[EXTRACTED MATERIAL — start]

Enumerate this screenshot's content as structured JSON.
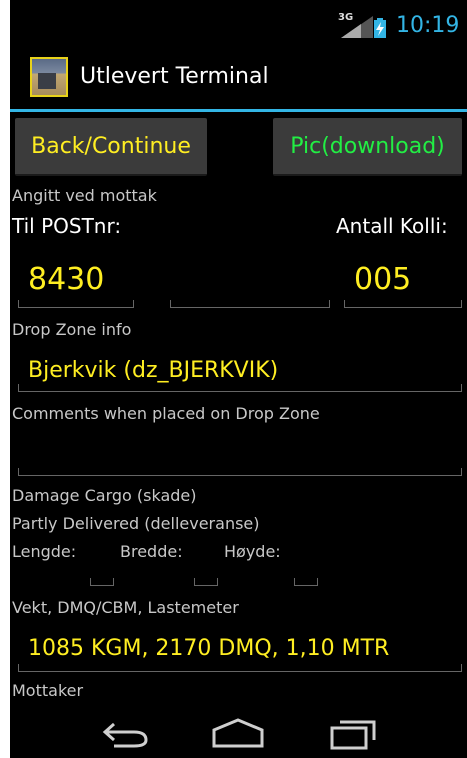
{
  "status": {
    "network": "3G",
    "time": "10:19"
  },
  "actionbar": {
    "title": "Utlevert Terminal"
  },
  "buttons": {
    "back": "Back/Continue",
    "pic": "Pic(download)"
  },
  "form": {
    "received_label": "Angitt ved mottak",
    "postnr_label": "Til POSTnr:",
    "kolli_label": "Antall Kolli:",
    "postnr_value": "8430",
    "kolli_value": "005",
    "dropzone_label": "Drop Zone info",
    "dropzone_value": "Bjerkvik (dz_BJERKVIK)",
    "comments_label": "Comments when placed on Drop Zone",
    "comments_value": "",
    "damage_label": "Damage Cargo (skade)",
    "partly_label": "Partly Delivered (delleveranse)",
    "lengde_label": "Lengde:",
    "bredde_label": "Bredde:",
    "hoyde_label": "Høyde:",
    "weight_label": "Vekt, DMQ/CBM, Lastemeter",
    "weight_value": "1085 KGM, 2170 DMQ, 1,10 MTR",
    "mottaker_label": "Mottaker"
  },
  "navbar": {
    "back": "back-icon",
    "home": "home-icon",
    "recents": "recents-icon"
  },
  "colors": {
    "accent": "#33b5e5",
    "value": "#ffee22",
    "pic_button": "#22ee44"
  }
}
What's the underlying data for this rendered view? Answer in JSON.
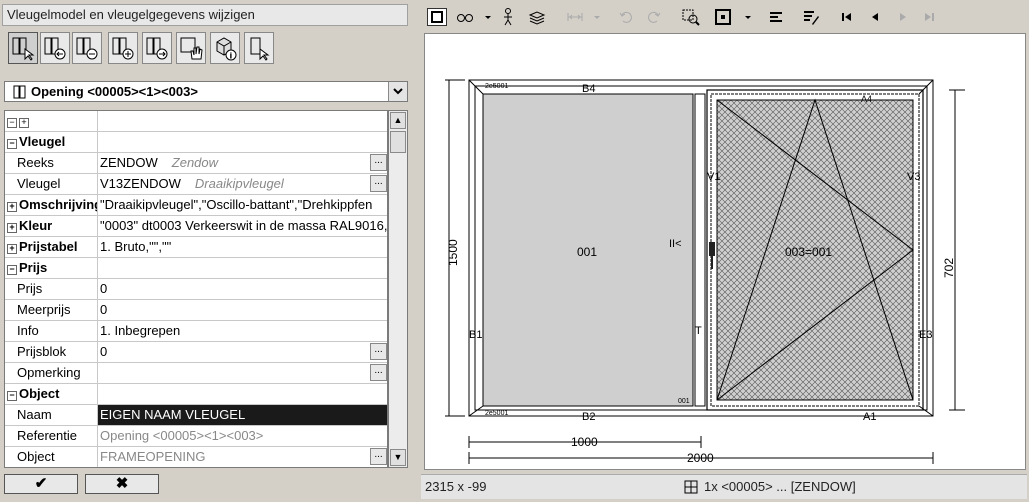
{
  "panel": {
    "title": "Vleugelmodel en vleugelgegevens wijzigen",
    "selector": "Opening <00005><1><003>",
    "ok": "✔",
    "cancel": "✖"
  },
  "properties": [
    {
      "type": "cat",
      "label": "Vleugel"
    },
    {
      "type": "prop",
      "label": "Reeks",
      "value": "ZENDOW",
      "hint": "Zendow",
      "button": true
    },
    {
      "type": "prop",
      "label": "Vleugel",
      "value": "V13ZENDOW",
      "hint": "Draaikipvleugel",
      "button": true
    },
    {
      "type": "cat",
      "label": "Omschrijving",
      "value": "\"Draaikipvleugel\",\"Oscillo-battant\",\"Drehkippfen"
    },
    {
      "type": "cat",
      "label": "Kleur",
      "value": "\"0003\" dt0003 Verkeerswit in de massa RAL9016,"
    },
    {
      "type": "cat",
      "label": "Prijstabel",
      "value": "1. Bruto,\"\",\"\""
    },
    {
      "type": "cat",
      "label": "Prijs"
    },
    {
      "type": "prop",
      "label": "Prijs",
      "value": "0"
    },
    {
      "type": "prop",
      "label": "Meerprijs",
      "value": "0"
    },
    {
      "type": "prop",
      "label": "Info",
      "value": "1. Inbegrepen"
    },
    {
      "type": "prop",
      "label": "Prijsblok",
      "value": "0",
      "button": true
    },
    {
      "type": "prop",
      "label": "Opmerking",
      "value": "",
      "button": true
    },
    {
      "type": "cat",
      "label": "Object"
    },
    {
      "type": "prop",
      "label": "Naam",
      "value": "EIGEN NAAM VLEUGEL",
      "selected": true
    },
    {
      "type": "prop",
      "label": "Referentie",
      "value": "Opening <00005><1><003>",
      "gray": true
    },
    {
      "type": "prop",
      "label": "Object",
      "value": "FRAMEOPENING",
      "gray": true,
      "button": true
    }
  ],
  "drawing": {
    "labels_top": "B4",
    "labels_bottom": "B2",
    "label_left": "B1",
    "label_right": "E3",
    "label_a1": "A1",
    "label_a4": "A4",
    "label_v1": "V1",
    "label_v3": "V3",
    "label_t": "T",
    "pane_fixed": "001",
    "pane_sash": "003=001",
    "hinge_marker": "II<",
    "dim_height": "1500",
    "dim_sash_height": "702",
    "dim_width_partial": "1000",
    "dim_width_total": "2000",
    "tag_topleft": "2e5001",
    "tag_bottomleft": "2e5001",
    "tag_fixed_br": "001"
  },
  "status": {
    "coords": "2315 x -99",
    "info": "1x <00005> ... [ZENDOW]"
  },
  "colors": {
    "selected_row": "#1a1a1a",
    "canvas_bg": "#ffffff",
    "glass_fill": "#cfcfcf"
  }
}
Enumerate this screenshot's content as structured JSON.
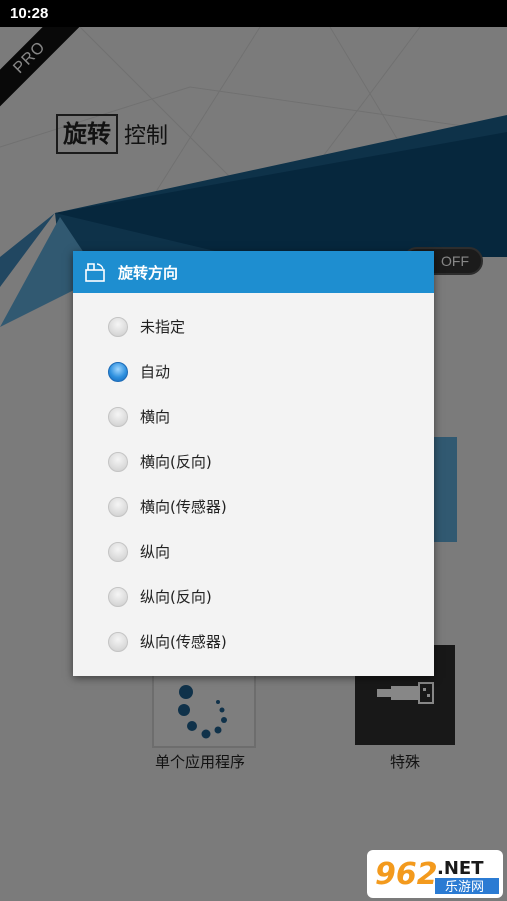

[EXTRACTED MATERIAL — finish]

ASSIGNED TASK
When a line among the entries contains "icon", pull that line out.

SOLVED PROBLEM
    "back": "back-icon",
    "home": "home-icon",
    "recents": "recents-icon"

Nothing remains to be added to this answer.